» **TASK DESCRIPTION**
In the data below, find every line with the word "Rapport" and copy it out.

» **RECORDS PROVIDED**
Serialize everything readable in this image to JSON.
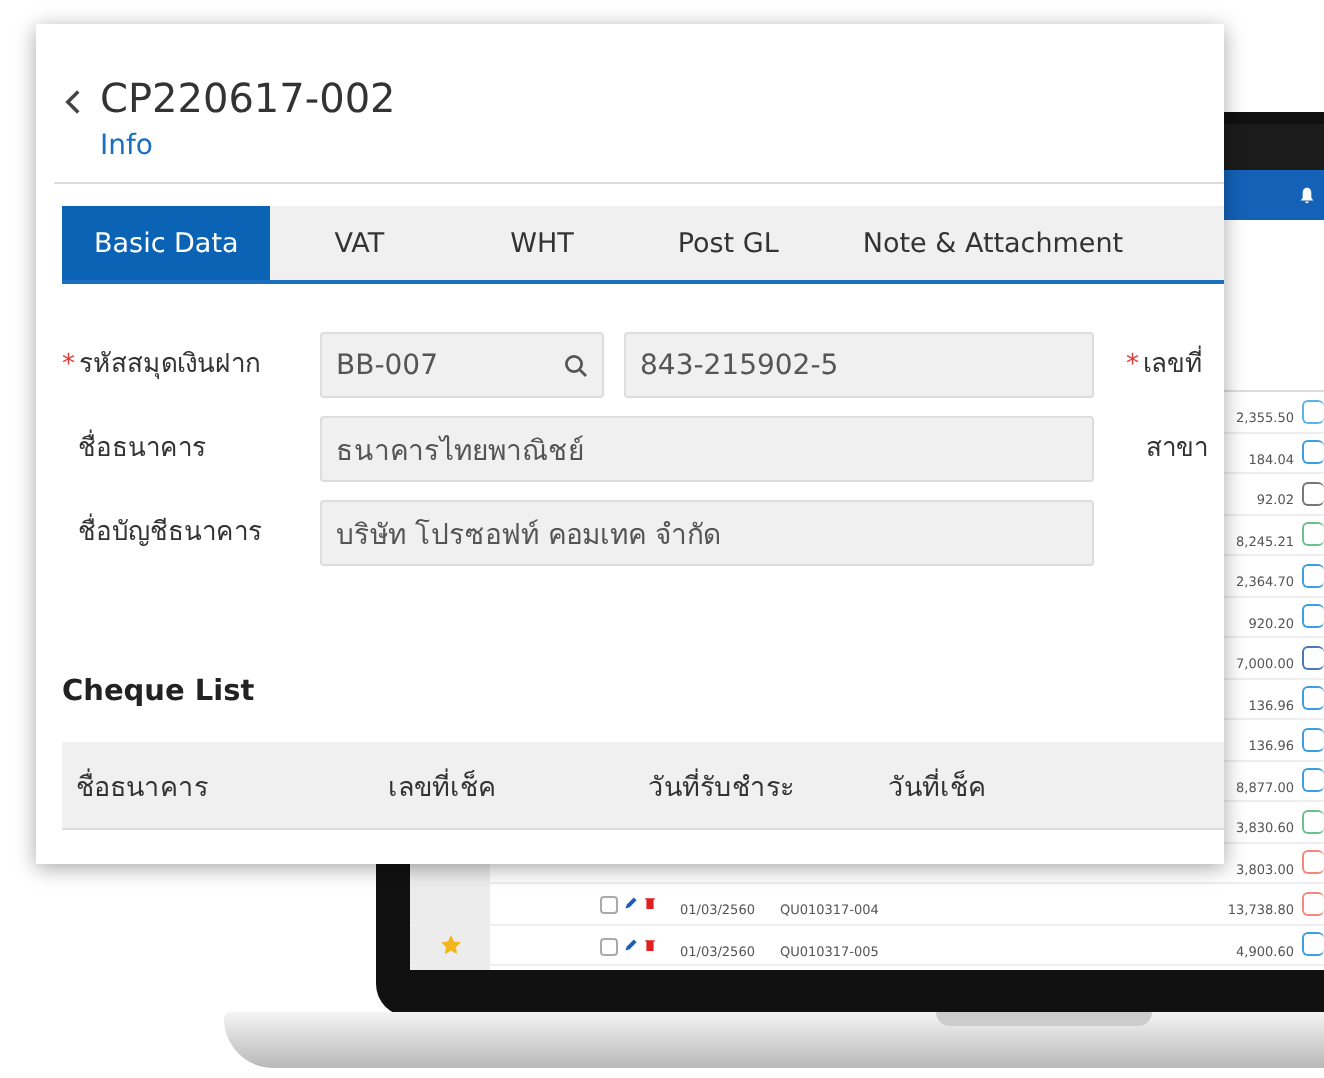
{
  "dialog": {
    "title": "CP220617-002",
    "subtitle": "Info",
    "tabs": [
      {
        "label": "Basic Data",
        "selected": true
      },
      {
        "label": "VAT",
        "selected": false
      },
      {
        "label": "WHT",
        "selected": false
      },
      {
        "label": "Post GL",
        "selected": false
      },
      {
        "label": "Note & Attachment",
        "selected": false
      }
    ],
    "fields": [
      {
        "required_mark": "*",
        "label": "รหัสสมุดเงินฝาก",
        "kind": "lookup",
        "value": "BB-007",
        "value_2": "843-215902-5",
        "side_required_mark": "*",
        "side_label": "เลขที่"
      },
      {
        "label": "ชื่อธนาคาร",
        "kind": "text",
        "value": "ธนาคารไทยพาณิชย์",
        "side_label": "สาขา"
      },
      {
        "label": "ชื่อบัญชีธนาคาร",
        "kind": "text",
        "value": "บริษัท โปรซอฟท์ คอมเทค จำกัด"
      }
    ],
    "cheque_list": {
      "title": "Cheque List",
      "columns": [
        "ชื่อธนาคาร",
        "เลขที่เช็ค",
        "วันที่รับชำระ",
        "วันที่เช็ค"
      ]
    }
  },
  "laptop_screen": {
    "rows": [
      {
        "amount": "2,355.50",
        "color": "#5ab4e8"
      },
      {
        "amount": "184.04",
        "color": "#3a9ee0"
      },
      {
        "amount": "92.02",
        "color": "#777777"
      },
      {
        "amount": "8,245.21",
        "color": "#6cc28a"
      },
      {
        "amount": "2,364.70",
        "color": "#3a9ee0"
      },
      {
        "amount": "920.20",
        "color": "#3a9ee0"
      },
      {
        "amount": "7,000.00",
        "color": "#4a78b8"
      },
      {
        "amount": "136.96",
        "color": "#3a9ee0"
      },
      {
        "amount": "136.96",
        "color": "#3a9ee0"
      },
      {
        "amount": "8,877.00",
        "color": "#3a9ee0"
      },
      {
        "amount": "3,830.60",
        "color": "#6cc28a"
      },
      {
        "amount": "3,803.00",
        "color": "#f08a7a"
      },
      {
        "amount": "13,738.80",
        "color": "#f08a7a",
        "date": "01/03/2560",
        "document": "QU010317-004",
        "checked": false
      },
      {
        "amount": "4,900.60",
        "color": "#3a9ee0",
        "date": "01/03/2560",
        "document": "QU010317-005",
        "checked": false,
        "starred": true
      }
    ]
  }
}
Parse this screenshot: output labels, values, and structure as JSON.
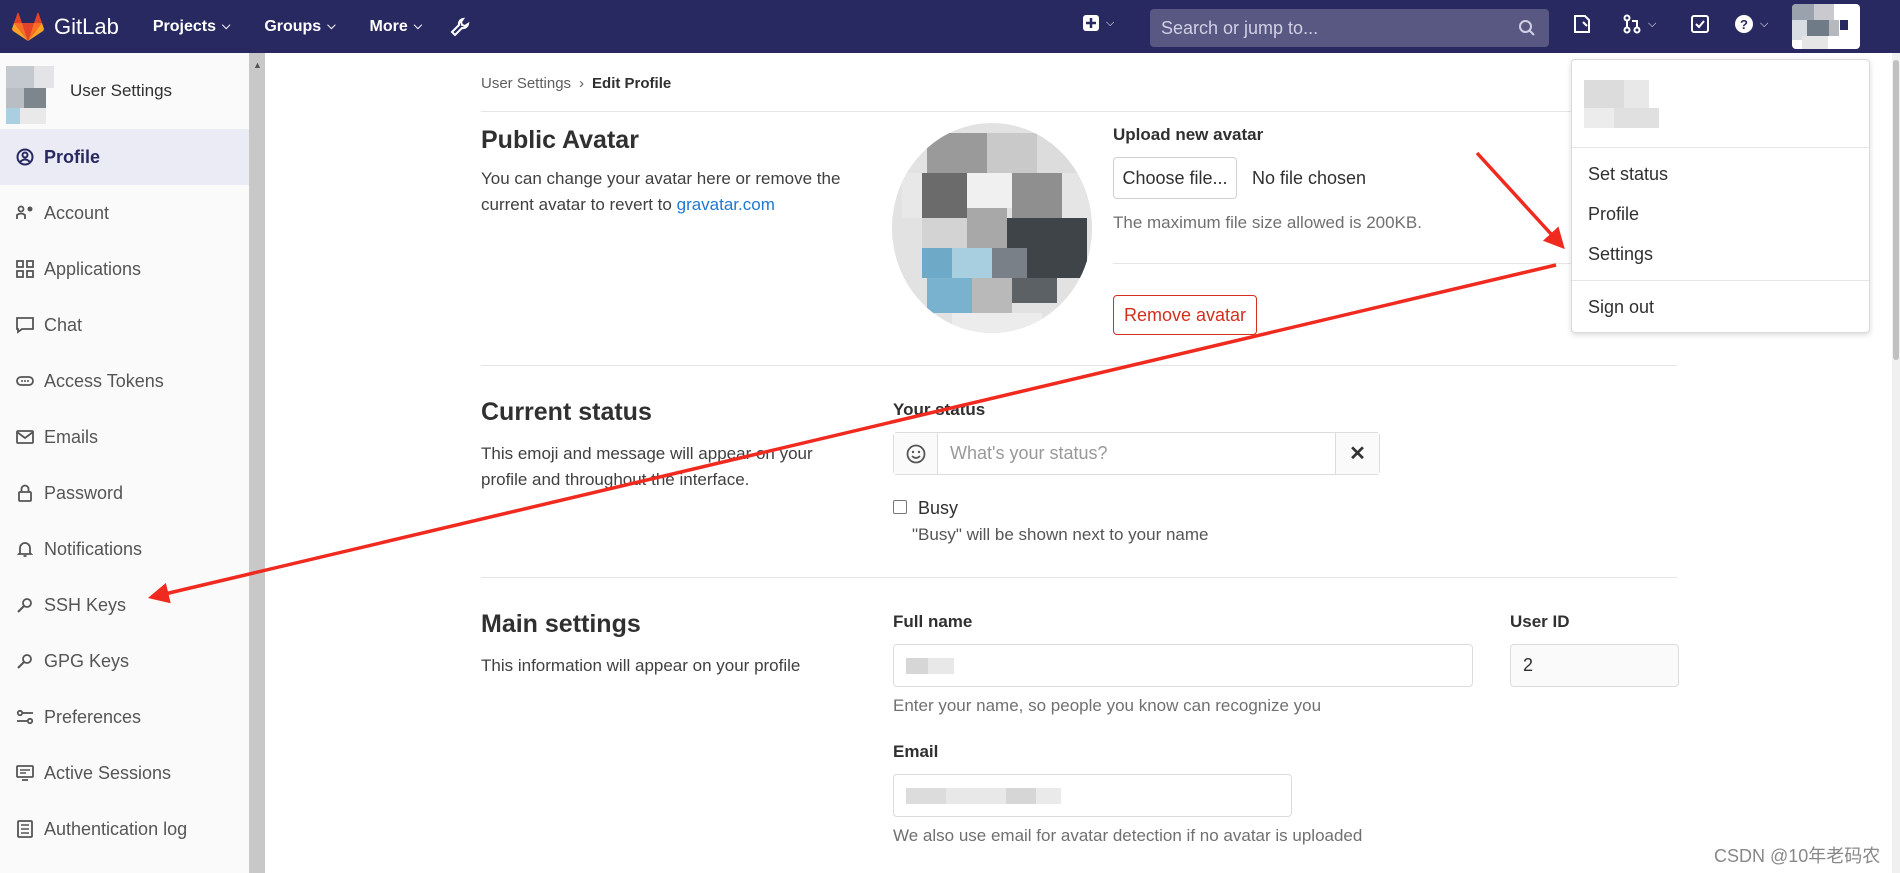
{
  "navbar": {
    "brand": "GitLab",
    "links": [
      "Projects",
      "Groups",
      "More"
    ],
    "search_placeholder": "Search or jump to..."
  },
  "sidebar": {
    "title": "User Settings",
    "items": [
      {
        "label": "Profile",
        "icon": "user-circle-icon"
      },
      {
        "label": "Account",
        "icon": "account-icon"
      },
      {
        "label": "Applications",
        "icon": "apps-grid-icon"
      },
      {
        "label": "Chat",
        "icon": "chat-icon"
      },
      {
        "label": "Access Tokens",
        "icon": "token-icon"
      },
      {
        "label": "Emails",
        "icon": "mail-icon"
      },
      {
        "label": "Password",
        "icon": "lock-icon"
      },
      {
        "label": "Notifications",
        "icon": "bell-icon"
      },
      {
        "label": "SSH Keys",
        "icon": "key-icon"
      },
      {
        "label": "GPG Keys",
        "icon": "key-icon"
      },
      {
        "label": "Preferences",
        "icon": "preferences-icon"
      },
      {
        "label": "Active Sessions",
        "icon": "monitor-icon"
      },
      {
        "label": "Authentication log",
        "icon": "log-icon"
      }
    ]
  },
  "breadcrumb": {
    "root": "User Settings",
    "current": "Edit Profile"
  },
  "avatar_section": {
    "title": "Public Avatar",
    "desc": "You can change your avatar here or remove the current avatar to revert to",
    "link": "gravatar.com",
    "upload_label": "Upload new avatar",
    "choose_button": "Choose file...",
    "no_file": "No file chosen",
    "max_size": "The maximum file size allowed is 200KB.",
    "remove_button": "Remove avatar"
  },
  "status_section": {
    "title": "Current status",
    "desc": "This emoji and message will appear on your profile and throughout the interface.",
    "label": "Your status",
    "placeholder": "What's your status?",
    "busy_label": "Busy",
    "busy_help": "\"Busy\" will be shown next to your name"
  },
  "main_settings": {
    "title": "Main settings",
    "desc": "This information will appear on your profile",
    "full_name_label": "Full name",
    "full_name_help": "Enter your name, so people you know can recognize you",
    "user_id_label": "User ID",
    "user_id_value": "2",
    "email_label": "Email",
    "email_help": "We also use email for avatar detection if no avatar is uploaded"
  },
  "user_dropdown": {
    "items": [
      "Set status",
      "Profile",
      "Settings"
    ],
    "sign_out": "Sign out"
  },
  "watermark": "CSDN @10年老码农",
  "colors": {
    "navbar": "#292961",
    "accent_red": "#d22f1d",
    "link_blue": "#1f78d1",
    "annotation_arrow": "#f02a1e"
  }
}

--

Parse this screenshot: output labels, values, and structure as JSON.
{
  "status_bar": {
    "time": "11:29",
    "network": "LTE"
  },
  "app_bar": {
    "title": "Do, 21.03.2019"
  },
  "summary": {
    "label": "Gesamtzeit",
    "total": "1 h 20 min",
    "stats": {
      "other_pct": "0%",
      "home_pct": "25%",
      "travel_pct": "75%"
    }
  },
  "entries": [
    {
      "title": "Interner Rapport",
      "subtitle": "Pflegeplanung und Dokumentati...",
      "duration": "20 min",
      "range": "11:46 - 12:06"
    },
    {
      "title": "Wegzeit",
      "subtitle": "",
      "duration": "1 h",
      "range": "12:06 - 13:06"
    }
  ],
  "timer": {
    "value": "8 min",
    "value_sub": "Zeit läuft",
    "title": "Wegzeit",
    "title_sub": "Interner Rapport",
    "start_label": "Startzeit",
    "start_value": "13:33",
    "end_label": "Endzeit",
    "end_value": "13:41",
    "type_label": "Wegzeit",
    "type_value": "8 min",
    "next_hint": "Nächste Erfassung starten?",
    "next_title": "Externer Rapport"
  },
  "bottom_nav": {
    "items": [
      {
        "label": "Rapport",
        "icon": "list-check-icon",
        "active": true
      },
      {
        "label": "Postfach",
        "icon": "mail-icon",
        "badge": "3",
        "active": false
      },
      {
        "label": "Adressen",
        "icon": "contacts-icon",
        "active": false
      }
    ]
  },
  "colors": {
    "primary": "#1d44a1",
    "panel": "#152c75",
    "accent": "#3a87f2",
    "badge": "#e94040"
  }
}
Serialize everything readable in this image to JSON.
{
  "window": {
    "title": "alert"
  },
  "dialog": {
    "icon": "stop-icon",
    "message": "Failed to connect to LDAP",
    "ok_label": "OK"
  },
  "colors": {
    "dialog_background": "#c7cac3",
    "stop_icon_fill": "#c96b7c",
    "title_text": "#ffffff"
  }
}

» **RESULT**
      "title": "Interner Rapport",
    "title_sub": "Interner Rapport",
    "next_title": "Externer Rapport"
        "label": "Rapport",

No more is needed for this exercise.